I really posted this one up tonite on the strength of one track I can’t get out of my head to save my life. “Welcome” f. Keith Murray & Aaron Hall (yes, fresh off his GUY fame) has been on repeat for the last two days in the Ipizzy. Hell, I couldn’t recite one line but the hook is pure simplified dopeness to me. Plus the beat is CRAZY. While this album didn’t light a match to his releases w/Parish and I’ve heard some even say his solo debut, there are still highlights in abundance. “Bombdigi” was the first single released off of “Double or Nothing” and at the time of it’s release was gettin’ mad play in the Alpine….BTW, remember the Fosgate Punch Amps?? Anyway, most of the production sounds hella’ similar to Redman’s “Muddy Waters” which Sermon also produced.
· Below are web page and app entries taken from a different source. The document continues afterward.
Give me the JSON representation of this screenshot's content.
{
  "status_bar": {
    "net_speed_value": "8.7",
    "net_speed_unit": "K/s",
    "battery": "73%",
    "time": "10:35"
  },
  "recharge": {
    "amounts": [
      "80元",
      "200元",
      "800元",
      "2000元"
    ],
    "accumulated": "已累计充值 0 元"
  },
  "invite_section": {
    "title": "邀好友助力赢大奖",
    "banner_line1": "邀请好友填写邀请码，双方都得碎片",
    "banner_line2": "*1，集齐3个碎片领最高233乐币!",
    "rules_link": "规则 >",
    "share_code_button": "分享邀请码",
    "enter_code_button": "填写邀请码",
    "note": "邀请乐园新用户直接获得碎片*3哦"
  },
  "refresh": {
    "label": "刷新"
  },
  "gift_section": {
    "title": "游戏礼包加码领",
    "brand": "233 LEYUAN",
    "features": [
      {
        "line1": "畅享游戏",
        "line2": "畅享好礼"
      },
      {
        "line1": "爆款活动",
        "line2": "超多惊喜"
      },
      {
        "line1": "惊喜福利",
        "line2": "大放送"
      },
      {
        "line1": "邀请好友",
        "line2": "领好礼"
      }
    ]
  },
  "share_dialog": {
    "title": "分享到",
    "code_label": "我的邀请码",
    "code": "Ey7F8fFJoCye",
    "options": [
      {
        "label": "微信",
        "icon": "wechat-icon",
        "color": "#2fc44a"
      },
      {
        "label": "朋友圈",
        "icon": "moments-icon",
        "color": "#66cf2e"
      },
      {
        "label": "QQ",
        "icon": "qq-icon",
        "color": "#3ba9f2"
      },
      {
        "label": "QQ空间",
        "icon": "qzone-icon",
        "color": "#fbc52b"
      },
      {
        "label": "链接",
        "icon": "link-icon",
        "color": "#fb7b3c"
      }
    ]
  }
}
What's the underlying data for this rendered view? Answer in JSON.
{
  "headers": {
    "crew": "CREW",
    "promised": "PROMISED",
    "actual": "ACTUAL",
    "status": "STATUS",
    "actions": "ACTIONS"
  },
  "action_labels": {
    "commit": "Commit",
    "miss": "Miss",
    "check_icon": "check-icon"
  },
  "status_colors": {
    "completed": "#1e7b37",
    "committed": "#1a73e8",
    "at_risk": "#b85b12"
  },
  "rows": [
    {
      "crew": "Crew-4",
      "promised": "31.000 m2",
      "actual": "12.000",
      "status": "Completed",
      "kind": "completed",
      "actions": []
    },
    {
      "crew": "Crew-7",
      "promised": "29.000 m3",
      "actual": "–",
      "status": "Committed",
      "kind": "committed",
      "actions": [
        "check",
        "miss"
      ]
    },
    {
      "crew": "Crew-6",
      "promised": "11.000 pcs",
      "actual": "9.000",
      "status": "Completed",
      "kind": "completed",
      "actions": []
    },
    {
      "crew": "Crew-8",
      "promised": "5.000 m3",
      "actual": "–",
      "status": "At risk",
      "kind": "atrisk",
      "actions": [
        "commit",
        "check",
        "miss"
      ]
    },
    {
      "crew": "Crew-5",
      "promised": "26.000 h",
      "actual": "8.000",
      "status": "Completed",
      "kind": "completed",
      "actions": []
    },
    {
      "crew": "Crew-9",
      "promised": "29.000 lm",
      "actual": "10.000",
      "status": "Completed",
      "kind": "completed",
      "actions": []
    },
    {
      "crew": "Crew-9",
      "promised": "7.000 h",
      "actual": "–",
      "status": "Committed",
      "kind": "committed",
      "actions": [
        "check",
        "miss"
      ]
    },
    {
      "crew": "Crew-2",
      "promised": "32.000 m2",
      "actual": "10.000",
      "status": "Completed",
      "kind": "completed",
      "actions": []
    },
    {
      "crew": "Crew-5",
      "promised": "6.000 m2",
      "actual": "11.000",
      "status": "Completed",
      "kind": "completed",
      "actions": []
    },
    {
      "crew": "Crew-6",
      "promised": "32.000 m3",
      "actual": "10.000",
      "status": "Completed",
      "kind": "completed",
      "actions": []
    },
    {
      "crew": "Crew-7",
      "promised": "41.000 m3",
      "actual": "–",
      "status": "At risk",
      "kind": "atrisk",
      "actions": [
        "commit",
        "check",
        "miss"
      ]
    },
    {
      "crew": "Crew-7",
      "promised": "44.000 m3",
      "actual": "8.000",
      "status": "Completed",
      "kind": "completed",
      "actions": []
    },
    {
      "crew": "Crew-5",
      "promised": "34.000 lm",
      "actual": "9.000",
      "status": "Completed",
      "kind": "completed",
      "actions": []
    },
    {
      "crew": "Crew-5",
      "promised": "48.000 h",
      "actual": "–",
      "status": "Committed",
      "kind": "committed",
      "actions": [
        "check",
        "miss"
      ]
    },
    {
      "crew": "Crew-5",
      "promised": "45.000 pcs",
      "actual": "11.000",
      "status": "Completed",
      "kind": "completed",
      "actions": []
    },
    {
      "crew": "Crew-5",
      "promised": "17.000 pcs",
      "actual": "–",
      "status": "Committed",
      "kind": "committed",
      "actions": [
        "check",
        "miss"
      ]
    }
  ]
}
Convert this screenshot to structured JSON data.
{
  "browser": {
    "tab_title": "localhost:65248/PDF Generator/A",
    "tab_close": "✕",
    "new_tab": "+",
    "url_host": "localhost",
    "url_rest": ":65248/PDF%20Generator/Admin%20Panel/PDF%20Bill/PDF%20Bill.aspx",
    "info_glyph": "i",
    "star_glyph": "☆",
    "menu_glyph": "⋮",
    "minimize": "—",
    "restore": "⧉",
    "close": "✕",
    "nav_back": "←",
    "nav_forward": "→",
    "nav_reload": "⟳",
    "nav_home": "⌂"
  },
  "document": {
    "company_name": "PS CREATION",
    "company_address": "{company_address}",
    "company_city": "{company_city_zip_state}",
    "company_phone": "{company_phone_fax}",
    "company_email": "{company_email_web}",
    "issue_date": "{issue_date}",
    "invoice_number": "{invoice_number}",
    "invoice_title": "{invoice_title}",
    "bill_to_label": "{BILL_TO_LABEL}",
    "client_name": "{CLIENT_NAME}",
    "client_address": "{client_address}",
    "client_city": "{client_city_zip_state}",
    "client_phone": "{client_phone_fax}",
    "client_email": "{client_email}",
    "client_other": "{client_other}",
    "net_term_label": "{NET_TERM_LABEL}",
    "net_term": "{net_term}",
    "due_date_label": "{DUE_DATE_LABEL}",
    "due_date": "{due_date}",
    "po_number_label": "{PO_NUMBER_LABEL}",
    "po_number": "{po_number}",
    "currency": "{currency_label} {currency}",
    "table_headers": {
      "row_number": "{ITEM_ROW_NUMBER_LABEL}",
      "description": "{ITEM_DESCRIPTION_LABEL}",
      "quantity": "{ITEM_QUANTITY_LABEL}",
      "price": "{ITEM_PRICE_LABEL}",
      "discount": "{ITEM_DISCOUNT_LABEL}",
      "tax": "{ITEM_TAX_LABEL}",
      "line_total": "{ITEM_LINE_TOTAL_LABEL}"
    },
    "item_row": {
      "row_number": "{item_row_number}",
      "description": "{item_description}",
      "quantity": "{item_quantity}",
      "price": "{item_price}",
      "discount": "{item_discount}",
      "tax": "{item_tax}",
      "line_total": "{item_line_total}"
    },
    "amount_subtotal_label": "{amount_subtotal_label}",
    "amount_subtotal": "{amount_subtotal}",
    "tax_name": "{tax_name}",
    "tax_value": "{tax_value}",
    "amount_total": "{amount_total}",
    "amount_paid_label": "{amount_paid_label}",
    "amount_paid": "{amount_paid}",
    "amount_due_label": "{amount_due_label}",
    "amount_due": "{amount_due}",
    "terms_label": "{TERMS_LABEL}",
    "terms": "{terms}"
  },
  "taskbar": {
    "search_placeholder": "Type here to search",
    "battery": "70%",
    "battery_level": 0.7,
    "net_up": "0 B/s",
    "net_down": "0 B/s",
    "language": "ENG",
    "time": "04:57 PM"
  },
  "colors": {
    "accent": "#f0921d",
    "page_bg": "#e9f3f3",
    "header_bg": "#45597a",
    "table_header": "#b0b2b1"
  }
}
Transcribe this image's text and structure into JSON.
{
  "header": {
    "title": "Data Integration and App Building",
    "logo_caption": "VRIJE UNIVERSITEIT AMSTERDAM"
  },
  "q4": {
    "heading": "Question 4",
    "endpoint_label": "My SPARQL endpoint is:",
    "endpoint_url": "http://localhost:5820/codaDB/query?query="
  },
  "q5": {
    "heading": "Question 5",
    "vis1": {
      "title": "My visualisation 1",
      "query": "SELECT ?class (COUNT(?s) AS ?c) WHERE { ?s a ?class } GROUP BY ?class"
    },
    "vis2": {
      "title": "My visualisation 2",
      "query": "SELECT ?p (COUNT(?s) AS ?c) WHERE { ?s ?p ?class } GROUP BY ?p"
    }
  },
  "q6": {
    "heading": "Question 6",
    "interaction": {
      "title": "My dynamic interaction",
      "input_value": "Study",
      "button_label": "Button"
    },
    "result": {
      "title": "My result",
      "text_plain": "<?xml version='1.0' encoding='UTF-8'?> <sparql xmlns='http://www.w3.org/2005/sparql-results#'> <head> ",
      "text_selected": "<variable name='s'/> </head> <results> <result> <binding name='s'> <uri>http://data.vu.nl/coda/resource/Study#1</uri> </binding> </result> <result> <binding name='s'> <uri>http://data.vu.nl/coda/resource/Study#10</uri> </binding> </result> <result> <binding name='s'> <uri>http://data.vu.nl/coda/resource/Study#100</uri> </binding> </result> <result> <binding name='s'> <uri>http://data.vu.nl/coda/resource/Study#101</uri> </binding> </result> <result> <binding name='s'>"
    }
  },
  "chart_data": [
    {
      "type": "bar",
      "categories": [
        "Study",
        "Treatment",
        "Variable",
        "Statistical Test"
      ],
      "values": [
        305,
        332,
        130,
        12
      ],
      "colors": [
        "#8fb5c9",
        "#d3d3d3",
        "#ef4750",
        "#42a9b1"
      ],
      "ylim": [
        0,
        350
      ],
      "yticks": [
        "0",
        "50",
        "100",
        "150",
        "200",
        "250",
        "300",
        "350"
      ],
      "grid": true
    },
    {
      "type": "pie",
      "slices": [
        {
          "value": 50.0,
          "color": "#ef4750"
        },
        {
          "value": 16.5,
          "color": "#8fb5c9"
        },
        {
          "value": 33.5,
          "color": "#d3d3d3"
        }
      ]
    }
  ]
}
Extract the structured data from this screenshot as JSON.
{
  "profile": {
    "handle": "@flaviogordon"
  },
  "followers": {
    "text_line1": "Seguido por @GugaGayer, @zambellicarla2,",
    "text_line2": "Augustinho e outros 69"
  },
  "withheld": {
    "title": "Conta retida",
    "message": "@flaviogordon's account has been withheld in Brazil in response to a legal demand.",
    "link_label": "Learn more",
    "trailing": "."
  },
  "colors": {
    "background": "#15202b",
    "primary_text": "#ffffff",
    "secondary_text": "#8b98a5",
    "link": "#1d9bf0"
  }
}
Pick this up and put it in your headphones and just vibe off of “Welcome” before you proceed with the rest of the album and keep a neckbrace nearby.
This morning, while thinking of a few words that would best describe Tha Liks’ performance on the trio’s phenomenal sophomore effort “Coast II Coast” a few uncharacteristic terms came to mind that one wouldn’t usually tag the drunken trio of Tash, J-Ro & E-Swift with. “Growth”, “Maturity”, “Polished”, are words that best describe these West Coast mainstays on this 1995 release on Loud Records. Not bad for a trio that I can recall being labeled “the closest thing that Hip Hop has to the Marx Brothers”. While Tha Liks’ debut “21 & Over” is a sure fire album packed with plenty of 40 tossin’ and punnani chasin’ lyrics and 10 solid cuts to get nearly any party rockin’, “Coast II Coast” still found Tash, Swift & J-Ro as the comedians and quality emcees they gained notoriety for, but the album also most importantly contained just enough “variation” musically to keep things more than interesting. Admittedly, I did feel a bit cheated with the first single release from the album “DAAAM” as it was probably the weakest production on the album, but tracks such as the Diamond D produced closer “The Next Level” (the “Enter The Dragon” sample is sick!) and E-Swift’s pulsating bounce on “2014″ more than made up for any of my dissatisfaction. The album opens with “WLIX” a flavorful production from a then little known producer who went by the name of Madlib that also features fellow members of the Lootpack….damn, judging by the uniqueness of the beat we should have known what direction Madlib was heading in! Severely underrated, Tha Liks didn’t stray too far away from their original formula displayed on “21 & Over” but delivered an ill long-play that was advanced not only stylistically but sonically as well.